Said another way, if you plan to run Windows, I don't see an upside for trying to do so from a Mac. Personally I wouldn't even rip music this was (in virtualization mode), let along play it.

 

YMMV,

Clay

 

 

 

Link to comment
Share on other sites

Thanks Clay,

 

tbh I thought Itunes didn't output bit-perfect, and Amarra was the medicine to fix this. And that a windows application such as J River outputting ASIO or WASAPI was the optimum, and that windows runs best on a mac. I'm a total novice, I really have no idea at the moment, so have been doing as much reading up as poss before I embark, on what it clearly a fundamental in computer audiophillia, that being ripping all one's musics collection (in my case circa 600 cd's) in a method that...

 

a) sound the best

b) is backed up

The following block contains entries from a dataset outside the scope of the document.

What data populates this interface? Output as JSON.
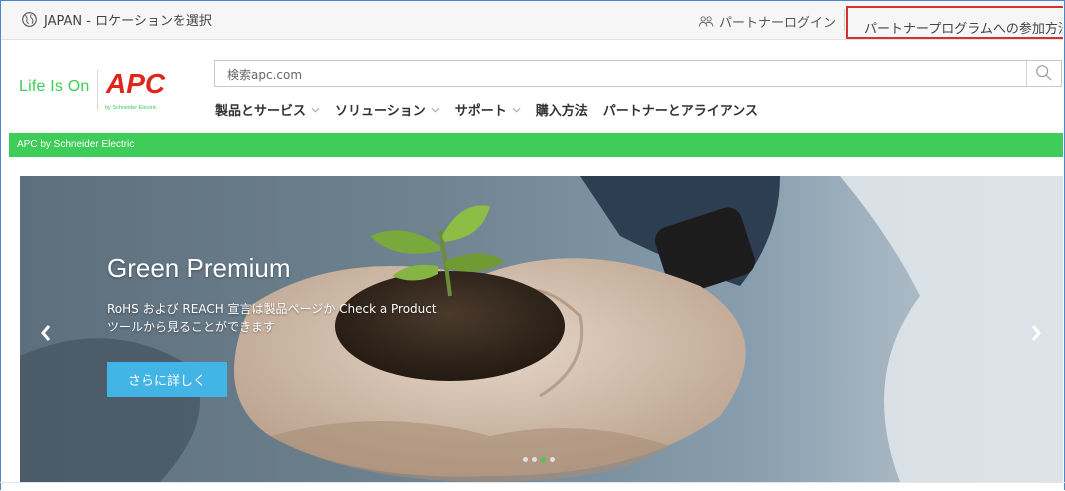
{
  "topbar": {
    "location_label": "JAPAN - ロケーションを選択",
    "partner_login_label": "パートナーログイン",
    "partner_program_label": "パートナープログラムへの参加方法"
  },
  "brand": {
    "tagline": "Life Is On",
    "logo": "APC",
    "logo_sub": "by Schneider Electric"
  },
  "search": {
    "placeholder": "検索apc.com",
    "icon": "search-icon"
  },
  "nav": {
    "items": [
      {
        "label": "製品とサービス",
        "has_dropdown": true
      },
      {
        "label": "ソリューション",
        "has_dropdown": true
      },
      {
        "label": "サポート",
        "has_dropdown": true
      },
      {
        "label": "購入方法",
        "has_dropdown": false
      },
      {
        "label": "パートナーとアライアンス",
        "has_dropdown": false
      }
    ]
  },
  "band": {
    "label": "APC by Schneider Electric"
  },
  "hero": {
    "title": "Green Premium",
    "description_line1": "RoHS および REACH 宣言は製品ページか Check a Product",
    "description_line2": "ツールから見ることができます",
    "button_label": "さらに詳しく",
    "slides_total": 4,
    "active_slide": 3
  },
  "colors": {
    "brand_green": "#3dcd58",
    "apc_red": "#e1251b",
    "button_blue": "#42b4e6",
    "highlight_red": "#d6322c"
  }
}
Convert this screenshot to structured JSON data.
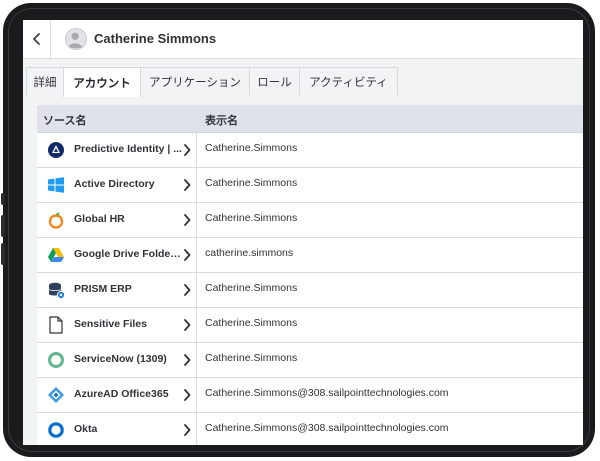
{
  "header": {
    "user_name": "Catherine Simmons"
  },
  "tabs": [
    {
      "label": "詳細"
    },
    {
      "label": "アカウント",
      "active": true
    },
    {
      "label": "アプリケーション"
    },
    {
      "label": "ロール"
    },
    {
      "label": "アクティビティ"
    }
  ],
  "table": {
    "columns": {
      "source": "ソース名",
      "display": "表示名"
    },
    "rows": [
      {
        "source": "Predictive Identity | ...",
        "display": "Catherine.Simmons",
        "icon": "sailpoint-icon"
      },
      {
        "source": "Active Directory",
        "display": "Catherine.Simmons",
        "icon": "windows-icon"
      },
      {
        "source": "Global HR",
        "display": "Catherine.Simmons",
        "icon": "orange-icon"
      },
      {
        "source": "Google Drive Folder...",
        "display": "catherine.simmons",
        "icon": "google-drive-icon"
      },
      {
        "source": "PRISM ERP",
        "display": "Catherine.Simmons",
        "icon": "database-icon"
      },
      {
        "source": "Sensitive Files",
        "display": "Catherine.Simmons",
        "icon": "file-icon"
      },
      {
        "source": "ServiceNow (1309)",
        "display": "Catherine.Simmons",
        "icon": "servicenow-icon"
      },
      {
        "source": "AzureAD Office365",
        "display": "Catherine.Simmons@308.sailpointtechnologies.com",
        "icon": "azure-icon"
      },
      {
        "source": "Okta",
        "display": "Catherine.Simmons@308.sailpointtechnologies.com",
        "icon": "okta-icon"
      }
    ]
  },
  "colors": {
    "header_bg": "#dfe2e8",
    "text": "#2f3338",
    "screen_bg": "#f2f3f5"
  }
}
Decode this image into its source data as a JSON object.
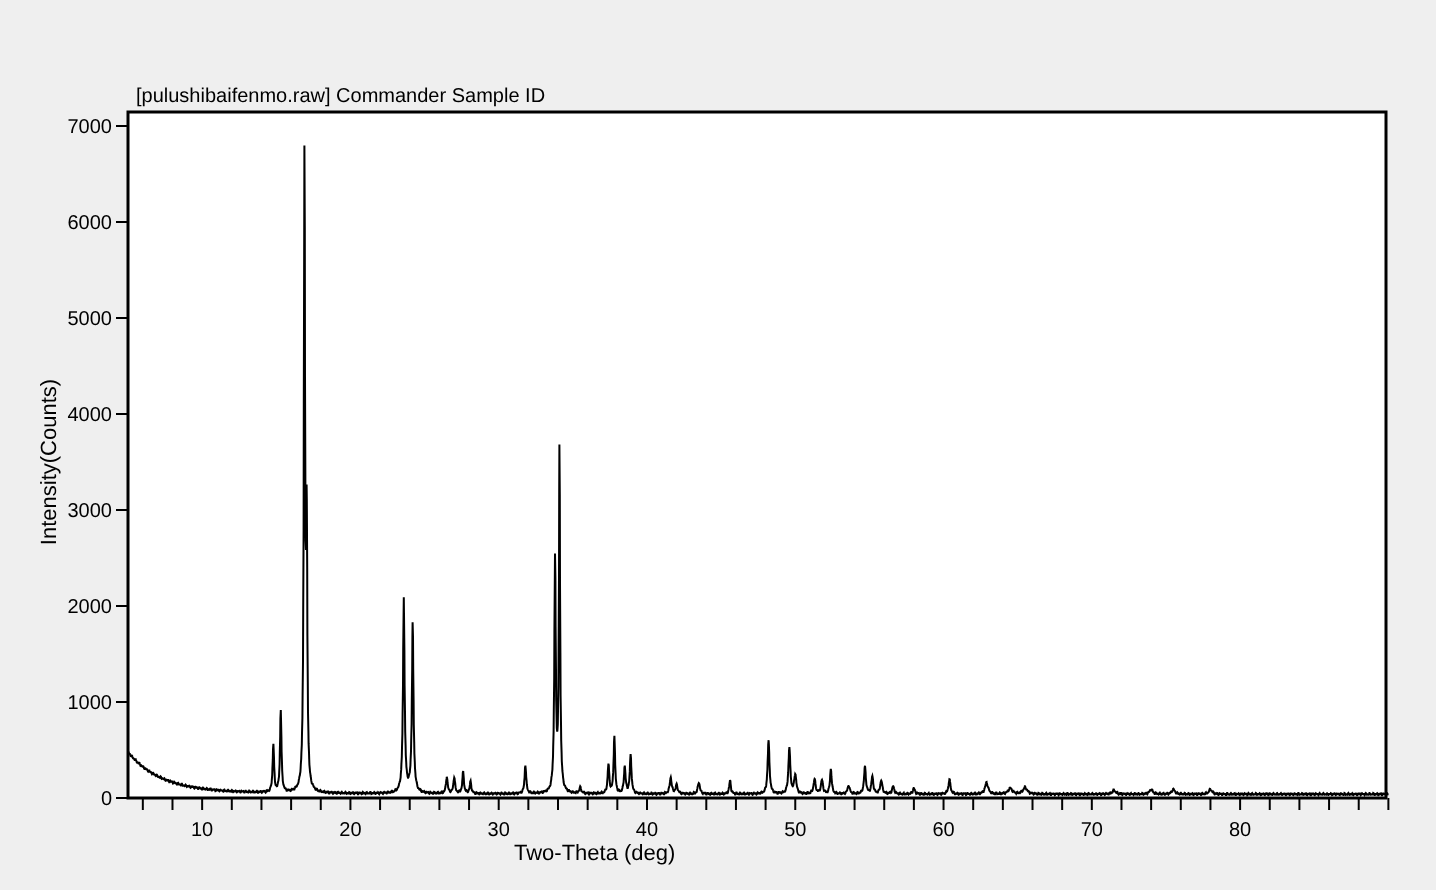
{
  "plot": {
    "title": "[pulushibaifenmo.raw] Commander Sample ID",
    "xlabel": "Two-Theta (deg)",
    "ylabel": "Intensity(Counts)",
    "xticks": [
      "10",
      "20",
      "30",
      "40",
      "50",
      "60",
      "70",
      "80"
    ],
    "yticks": [
      "7000",
      "6000",
      "5000",
      "4000",
      "3000",
      "2000",
      "1000",
      "0"
    ]
  }
}
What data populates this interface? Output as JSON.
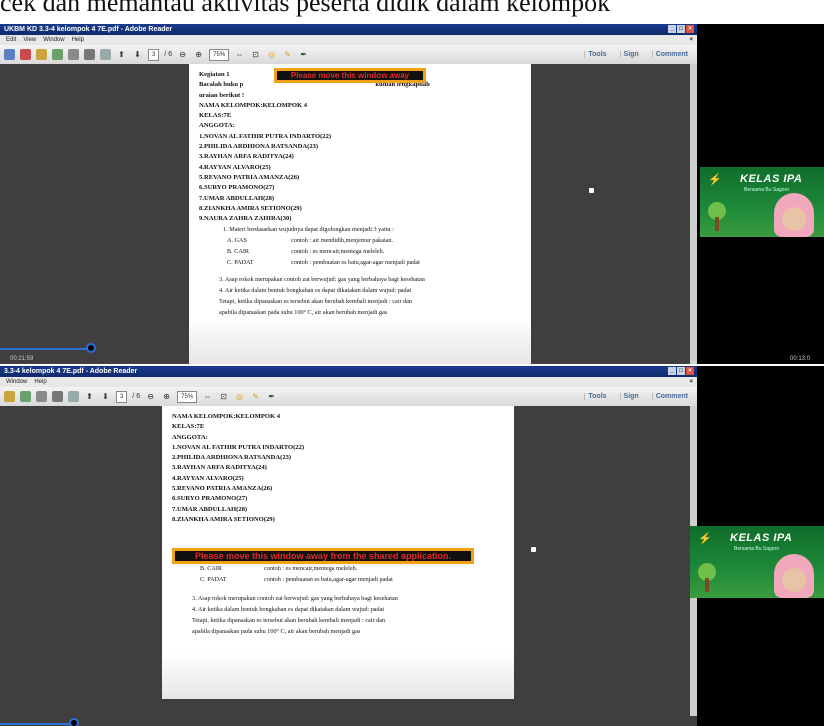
{
  "top_caption": "cek dan memantau aktivitas peserta didik dalam kelompok",
  "warning_colors": {
    "border": "#f2a017",
    "text": "#e0282c"
  },
  "screen1": {
    "title": "UKBM KD 3.3-4 kelompok 4 7E.pdf - Adobe Reader",
    "menu": [
      "Edit",
      "View",
      "Window",
      "Help"
    ],
    "page_current": "3",
    "page_total": "/ 6",
    "zoom": "75%",
    "right_tools": [
      "Tools",
      "Sign",
      "Comment"
    ],
    "warning": "Please move this window away",
    "time_left": "00:21:59",
    "time_right": "00:13:0",
    "progress": 0.11,
    "doc": {
      "heading": "Kegiatan 1",
      "intro1": "Bacalah buku p",
      "intro1b": "kudian lengkapilah",
      "intro2": "uraian berikut !",
      "lines": [
        "NAMA KELOMPOK:KELOMPOK 4",
        "KELAS:7E",
        "ANGGOTA:",
        "1.NOVAN AL FATHIR PUTRA INDARTO(22)",
        "2.PHILIDA ARDHIONA RATSANDA(23)",
        "3.RAYHAN ARFA RADITYA(24)",
        "4.RAYYAN ALVARO(25)",
        "5.REVANO PATRIA AMANZA(26)",
        "6.SURYO PRAMONO(27)",
        "7.UMAR ABDULLAH(28)",
        "8.ZIANKHA AMIRA SETIONO(29)",
        "9.NAURA ZAHRA ZAHIRA(30)"
      ],
      "q1": "1.   Materi berdasarkan wujudnya dapat digolongkan menjadi 3 yaitu :",
      "table": [
        [
          "A. GAS",
          "contoh : air mendidih,menjemur pakaian."
        ],
        [
          "B. CAIR",
          "contoh : es mencair,mentega meleleh."
        ],
        [
          "C. PADAT",
          "contoh : pembuatan es batu,agar-agar menjadi padat"
        ]
      ],
      "q2": "3.  Asap rokok merupakan contoh zat berwujud: gas yang berbahaya bagi kesehatan",
      "q3": "4.  Air ketika dalam bentuk bongkahan es  dapat dikatakan dalam wujud: padat",
      "q4": "Tetapi, ketika dipanaskan es tersebut akan berubah kembali menjadi : cair dan",
      "q5": "apabila dipanaskan pada  suhu 100° C, air akan berubah menjadi gas"
    },
    "cam": {
      "title": "KELAS IPA",
      "subtitle": "Bersama Bu Sagoro"
    }
  },
  "screen2": {
    "title": "3.3-4 kelompok 4 7E.pdf - Adobe Reader",
    "menu": [
      "Window",
      "Help"
    ],
    "page_current": "3",
    "page_total": "/ 6",
    "zoom": "75%",
    "right_tools": [
      "Tools",
      "Sign",
      "Comment"
    ],
    "warning": "Please move this window away from the shared application.",
    "progress": 0.09,
    "doc": {
      "lines": [
        "NAMA KELOMPOK:KELOMPOK 4",
        "KELAS:7E",
        "ANGGOTA:",
        "1.NOVAN AL FATHIR PUTRA INDARTO(22)",
        "2.PHILIDA ARDHIONA RATSANDA(23)",
        "3.RAYHAN ARFA RADITYA(24)",
        "4.RAYYAN ALVARO(25)",
        "5.REVANO PATRIA AMANZA(26)",
        "6.SURYO PRAMONO(27)",
        "7.UMAR ABDULLAH(28)",
        "8.ZIANKHA AMIRA SETIONO(29)"
      ],
      "table": [
        [
          "B. CAIR",
          "contoh : es mencair,mentega meleleh."
        ],
        [
          "C. PADAT",
          "contoh : pembuatan es batu,agar-agar menjadi padat"
        ]
      ],
      "q2": "3.  Asap rokok merupakan contoh zat berwujud: gas yang berbahaya bagi kesehatan",
      "q3": "4.  Air ketika dalam bentuk bongkahan es  dapat dikatakan dalam wujud: padat",
      "q4": "Tetapi, ketika dipanaskan es tersebut akan berubah kembali menjadi : cair dan",
      "q5": "apabila dipanaskan pada  suhu 100° C, air akan berubah menjadi gas"
    },
    "cam": {
      "title": "KELAS IPA",
      "subtitle": "Bersama Bu Sagoro"
    }
  }
}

c) is protected (as far a possible) against future format changes

 

...and uses the best possible interface with one's collection.

 

....er, I'm veering off.

 

I derived the mac with windows notion from the 6moons review on the Weiss Minerva which pretty much slated Itunes and extolled the windows on a mac scenario with J River as the interface, so that's what lead me to look at this solution.

 

But thanks again for your post. Right now, I feel a bit like a youngster learning to walk as this is all new to me.

 

Jon

 

 

 

Jon[br]XP/JRMC ---> Weiss Dac 2 ---> Django TVC ---> SAC Glowmaster ---> B&W803S

Link to comment
Share on other sites

"I derived the mac with windows notion from the 6moons review on the Weiss Minerva which pretty much slated Itunes and extolled the windows on a mac scenario with J River as the interface, so that's what lead me to look at this solution."

 

Please be advised that NO published traditional audiophile reviewer has sorted out computer audio to the extent that ANY of their advice should be followed explicitly. Indeed, IMO, quite the contrary. :)

 

EDIT: Dave Clark, who posts here (and presumably reads) occasionally, is perhaps an exception to my comment above.

 

As for your plans, I would suggest that when you're ready to move to a Mac, start with iTunes, and fine tune from there. There are many posts here which detail how to get bit perfect from iTunes on a Mac, but basically, you just turn off any sound 'enhancement' options, and set the proper sampling rate in Audio Midi Setup (or Sound preferences panel).

 

Don't forget to do a head-to-head comparison before you switch over, and report back to the group here. :)

 

clay

 

Link to comment
Share on other sites

Create an account or sign in to comment

You need to be a member in order to leave a comment

Create an account

Sign up for a new account in our community. It's easy!

Register a new account

Sign in

Already have an account? Sign in here.

Sign In Now
 Share



×
×
  • Create New...